In communities where the racial achievement gap has been closed, generally several things have been done: creating challenging curriculum; ensuring teachers are well-qualified; reducing class sizes (especially in the early grades); expanding the quality of pre-school offerings; and behaving in ways that reflect a belief that all students can learn.
Pre-school is especially important because research suggests that a great deal of the black-white test score gap can be mitigated by eliminating differences that exist before children enter first grade, which, of course, means dealing more directly with the effects of poverty.
Urban public schools are not helpless in confronting the academic "gap" challenges. Indeed, Dayton Public Schools officials are taking important steps to both close the gap and enhance the performance of all students.
Changes, for example, have occurred to foster a more challenging curriculum. The district added Algebra I for 8th graders at all middle schools and Advanced Placement (AP) courses in math and/or science at each high school.
Students seem to be responding to the academic challenge. In 1999-2000, 96 8th grade students took Algebra I, and in 2000-2001, 134 enrolled in Algebra I. This occurred despite the fact that the district's total enrollment has dropped.

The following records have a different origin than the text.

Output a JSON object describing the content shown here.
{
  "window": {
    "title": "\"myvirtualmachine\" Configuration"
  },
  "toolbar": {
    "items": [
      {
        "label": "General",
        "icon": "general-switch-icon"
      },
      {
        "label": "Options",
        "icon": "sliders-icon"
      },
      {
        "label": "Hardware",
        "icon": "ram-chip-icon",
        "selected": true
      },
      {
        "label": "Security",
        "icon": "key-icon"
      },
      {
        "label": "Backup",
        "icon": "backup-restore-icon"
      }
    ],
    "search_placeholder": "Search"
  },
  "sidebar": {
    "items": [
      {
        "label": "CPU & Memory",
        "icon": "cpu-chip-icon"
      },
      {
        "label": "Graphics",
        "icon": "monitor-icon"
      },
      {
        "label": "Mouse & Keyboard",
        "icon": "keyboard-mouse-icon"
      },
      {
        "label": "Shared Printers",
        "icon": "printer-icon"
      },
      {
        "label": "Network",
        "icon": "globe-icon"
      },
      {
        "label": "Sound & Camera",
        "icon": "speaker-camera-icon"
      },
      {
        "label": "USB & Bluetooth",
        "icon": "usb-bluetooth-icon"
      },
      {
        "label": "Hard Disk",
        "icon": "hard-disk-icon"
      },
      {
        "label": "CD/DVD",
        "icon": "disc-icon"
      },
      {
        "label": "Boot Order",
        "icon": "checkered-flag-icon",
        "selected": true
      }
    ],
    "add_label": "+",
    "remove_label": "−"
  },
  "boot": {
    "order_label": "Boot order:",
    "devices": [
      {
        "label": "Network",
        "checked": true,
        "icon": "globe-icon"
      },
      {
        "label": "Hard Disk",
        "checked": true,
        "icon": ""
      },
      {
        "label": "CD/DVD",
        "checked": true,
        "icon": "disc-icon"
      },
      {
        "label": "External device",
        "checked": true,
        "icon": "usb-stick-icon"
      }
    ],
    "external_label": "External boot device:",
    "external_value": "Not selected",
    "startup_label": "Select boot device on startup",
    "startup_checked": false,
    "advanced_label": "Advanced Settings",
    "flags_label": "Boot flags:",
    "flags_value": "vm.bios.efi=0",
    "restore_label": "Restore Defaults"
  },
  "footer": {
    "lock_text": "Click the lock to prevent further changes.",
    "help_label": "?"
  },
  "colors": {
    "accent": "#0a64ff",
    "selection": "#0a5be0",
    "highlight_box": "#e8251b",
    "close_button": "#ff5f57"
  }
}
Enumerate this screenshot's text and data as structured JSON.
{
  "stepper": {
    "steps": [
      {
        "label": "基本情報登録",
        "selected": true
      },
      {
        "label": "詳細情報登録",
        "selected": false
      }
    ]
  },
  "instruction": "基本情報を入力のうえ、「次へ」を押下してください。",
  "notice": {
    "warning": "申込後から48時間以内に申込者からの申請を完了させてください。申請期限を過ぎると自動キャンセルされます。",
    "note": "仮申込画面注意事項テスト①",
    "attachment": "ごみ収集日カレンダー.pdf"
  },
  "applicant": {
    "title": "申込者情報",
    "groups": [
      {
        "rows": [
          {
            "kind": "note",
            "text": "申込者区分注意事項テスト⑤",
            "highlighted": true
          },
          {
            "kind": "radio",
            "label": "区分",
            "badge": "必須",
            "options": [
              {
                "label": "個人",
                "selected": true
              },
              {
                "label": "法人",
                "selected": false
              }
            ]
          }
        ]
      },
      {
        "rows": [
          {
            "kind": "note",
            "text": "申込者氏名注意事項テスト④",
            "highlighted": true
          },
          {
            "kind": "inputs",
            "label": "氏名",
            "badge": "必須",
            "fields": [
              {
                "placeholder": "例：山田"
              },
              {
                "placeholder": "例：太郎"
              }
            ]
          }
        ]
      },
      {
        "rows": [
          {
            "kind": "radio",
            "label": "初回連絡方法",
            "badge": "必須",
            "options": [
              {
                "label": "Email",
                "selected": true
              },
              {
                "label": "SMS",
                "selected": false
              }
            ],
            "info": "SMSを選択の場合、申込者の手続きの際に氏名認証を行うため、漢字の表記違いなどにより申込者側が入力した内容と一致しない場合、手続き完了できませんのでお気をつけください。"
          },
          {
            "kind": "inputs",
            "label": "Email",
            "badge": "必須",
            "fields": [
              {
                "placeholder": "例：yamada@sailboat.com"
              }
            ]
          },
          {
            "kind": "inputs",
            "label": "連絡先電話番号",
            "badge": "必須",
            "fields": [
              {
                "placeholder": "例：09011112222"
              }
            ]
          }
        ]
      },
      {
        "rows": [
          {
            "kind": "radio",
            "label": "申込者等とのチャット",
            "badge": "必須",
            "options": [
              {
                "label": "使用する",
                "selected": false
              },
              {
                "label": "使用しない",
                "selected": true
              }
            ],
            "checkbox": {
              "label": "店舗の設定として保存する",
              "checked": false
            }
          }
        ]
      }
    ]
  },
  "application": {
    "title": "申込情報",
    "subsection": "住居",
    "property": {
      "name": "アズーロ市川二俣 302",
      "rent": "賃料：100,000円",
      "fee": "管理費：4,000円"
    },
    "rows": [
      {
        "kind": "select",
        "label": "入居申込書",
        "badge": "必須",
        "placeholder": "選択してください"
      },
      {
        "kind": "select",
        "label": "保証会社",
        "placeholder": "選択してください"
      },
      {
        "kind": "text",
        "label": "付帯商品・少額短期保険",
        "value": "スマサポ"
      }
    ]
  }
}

Even with such changes, much remains for the school board, administration, teachers and community to do.
Three important tasks include:
*Ensure that all teachers in subjects such as algebra and biology are properly licensed. It is true that all current teachers in those subjects appear to have some type of credential, but the license they possess may not match their teaching assignment.
Every student in a Dayton classroom has a right to a teacher who both knows the content and who understands how to communicate that content. Teacher shortages nationally in math and science have contributed to this situation, but Dayton and those of us who work with the district must find ways to solve this problem.
*Ensure that enough time is allocated daily in elementary schools for math, science and reading instruction (and in all proficiency test areas). Administrators and teachers have addressed the allocated time problem for reading, but the district needs to ensure that students have at least 50-60 minutes of math and science instruction each day.
The district has committed to aligning curricula with state and national standards. It must now provide adequate instructional time. If there is a constant in the research findings on effective schools, it is that time-on-task matters.
*Create a policy environment that stabilizes school assignments. Student mobility is not a problem unique to Dayton. In some cities, researchers have found that as many as 3 out of 5 students change schools during the academic year. One important step toward reducing mobility would be for the district to get out from under the current desegregation mandate.
Private schools gain some "stability" advantage by the very nature of the student population: Students choose to attend private schools, and their "choice," and the satisfaction with their choice, results in increased stability. Charter schools will likely experience the same advantage.
Those students who remain in Dayton public schools have a right to know not only where they will attend school, but also to have a neighborhood option.
Many good things are happening in Dayton's private, charter and public schools. But the anchor for all schools is the public school system.
is Distinguished Research Professor at the
University of Dayton and is President & Chief Executive Officer
of SchoolMatch®, a Columbus based educational auditing, research, data